“That was fast,” proclaimed a good friend from the industry at the Samsung Galaxy S9 launch in India. He was alluding to the fact that Samsung was quick to bring the phone to India immediately after its launch at the Mobile World Congress (MWC) last month. In fact, the marketing blitzkrieg has already started across major cities in India. You can easily spot your neighbourhood stores taking pre-bookings for the phone. If we have to read between the lines, Samsung is evidently taking the fight to Xiaomi, especially since its Chinese competitor poses a serious threat to Samsung’s domination.
All that analysis notwithstanding, I had the chance to spend some time with both, the Samsung Galaxy S9 and Galaxy S9+, at the launch event. At first glance, these phones look like iterative upgrades but in reality it is a refinement of a formula that required very few “fixes” in the first place.
Design-wise not much has changed. Both the phones come with the same Infinity design like last year and look stunning. And of course, the all-glass bodies of the phone continue to be major fingerprint magnets. I was constantly cleaning it to get a good picture. The bigger Samsung Galaxy S9+, with its large 6.2-inch display, is still tough to use with one hand easily.
Thankfully, better sense prevailed and Samsung has moved the fingerprint scanner to a more convenient location below the camera module. Talking about the cameras, the Galaxy S9+ comes with 12MP dual cameras now just like the Galaxy Note 8. The secondary telephoto camera can shoot 2x lossless zoom images and can also do a neat depth-of-field effect.
Samsung Galaxy S9/S9+ first impressions: all about the new cameras
That said, the calling card of the Galaxy S9+ and the Galaxy S9 — the reason why Samsung has a tagline that reads “Camera. Reimagined” — is the new rear camera with a variable aperture. Now, Samsung’s camera coupled with its intelligent hardware can switch between f/2.4 and f/1.5, on the fly, as the situation demands.

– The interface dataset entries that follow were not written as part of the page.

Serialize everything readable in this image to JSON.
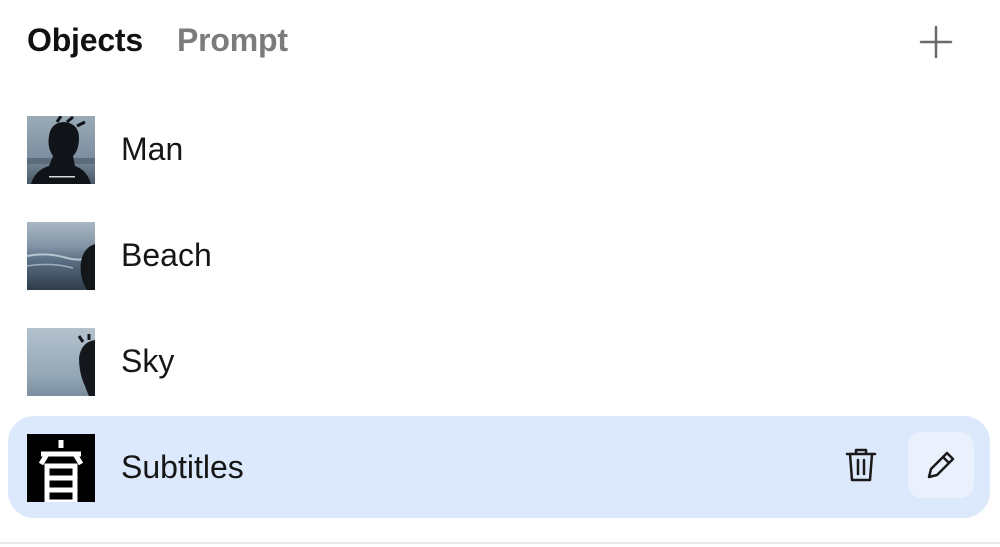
{
  "tabs": [
    {
      "label": "Objects",
      "active": true
    },
    {
      "label": "Prompt",
      "active": false
    }
  ],
  "add_icon": "plus-icon",
  "objects": [
    {
      "label": "Man",
      "thumbnail": "man-silhouette-thumbnail",
      "selected": false
    },
    {
      "label": "Beach",
      "thumbnail": "beach-thumbnail",
      "selected": false
    },
    {
      "label": "Sky",
      "thumbnail": "sky-thumbnail",
      "selected": false
    },
    {
      "label": "Subtitles",
      "thumbnail": "subtitles-thumbnail",
      "selected": true
    }
  ],
  "row_actions": {
    "delete_icon": "trash-icon",
    "edit_icon": "pencil-icon"
  },
  "colors": {
    "selected_row": "#dce8fb",
    "active_tab": "#111111",
    "inactive_tab": "#7b7b7b"
  }
}
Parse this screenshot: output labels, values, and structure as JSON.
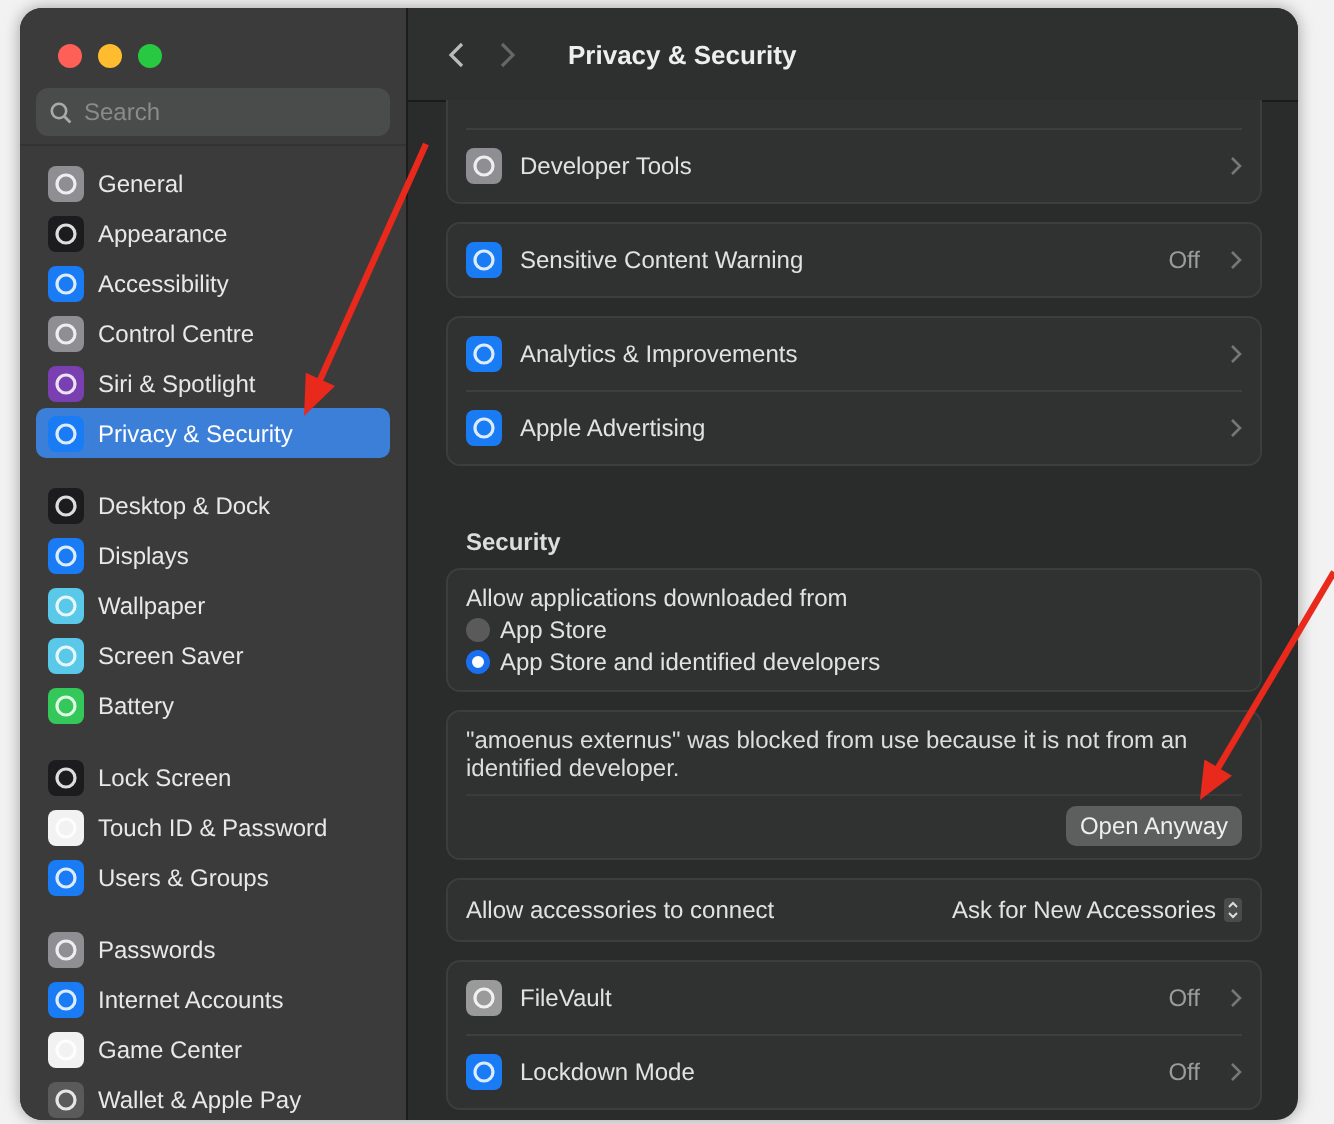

Obviously, I had no time to test that at the demo booth but from whatever few camera samples that I’ve seen posted online by prominent tech bloggers and journalists, the results in low light look super impressive. Also, let’s not forget that f/1.5 is the widest aperture we’ve seen on a smartphone camera yet. For what it is worth, Atul Kasbekar – a very prominent photographer and filmmaker – was also impressed with the camera.
Another new addition to the camera is the super slow motion recording. It can shoot 960fps super slow motion video at 720p resolution. While this is a lower resolution than what the newly launched Sony Xperia XZ2 can achieve, it is still a great feature to have. In my limited time with the phone, I noticed that actually shooting a super slow motion video is plain and simple. In the Auto mode, the camera tracks a subject that is in focus (as defined by you) and shoots automatically when it moves. This worked really well. In the Manual mode, you can choose when you want to shoot and what you want to focus. I would ideally love to spend more time with this mode to see how it actually performs.
There’s also the new AR Emoji feature, which is not even remotely as good as the iPhone X’s FaceID-based Animojis. Firstly, when I tested the feature at the event, my caricature looked nothing like me. And secondly, it is a bit confusing to use. Maybe, I need to spend more time with it.
Samsung Galaxy S9/S9+ first impressions: refining the hardware to near perfection
One of the other key features of the new phones are the dual front-facing speakers tuned by AKG. The speaker also comes with support for Dolby Atmos. While I did test it at the show floor, it was a little too crowded for actually testing the sound quality.
The phones now run Android 8.0 (Oreo) with Samsung’s new Experience UI 9.0. It is clean, but a lot of Samsung’s first party apps still crowd up the internal storage. As far as internal storage is concerned, you can get both the phones in 64GB and 256GB options. This can be further expanded by up to 400GB using a microSD card. Moreover, the Galaxy S9 comes with 4 gig of RAM and a 3000mAh battery. And, the Galaxy S9+ comes with 6GB of RAM and a 3500mAh capacity battery. In India the phones come with Samsung’s new Exynos 9810 10nm 64-bit, octa-core processor.
I didn’t notice any stutter or lag in my limited time with my phones but it is too soon to tell if the phones will maintain the performance over an extended usage period. Just to remind you: last year’s Galaxy S8 was notorious for slowing down.
The Samsung Galaxy S9, Galaxy S9+ have impressive camera upgrades worth testing out fully. I can’t wait to get my hands on a review unit actually. But I know one thing for sure, if you already own a Samsung Galaxy S8, there is no pressing need for you to upgrade to the new phone.
If you do plan to buy the phone, Samsung is making it easier for you with multiple carrier tie-ups and cashbacks. For more information, head to our story which has all the details.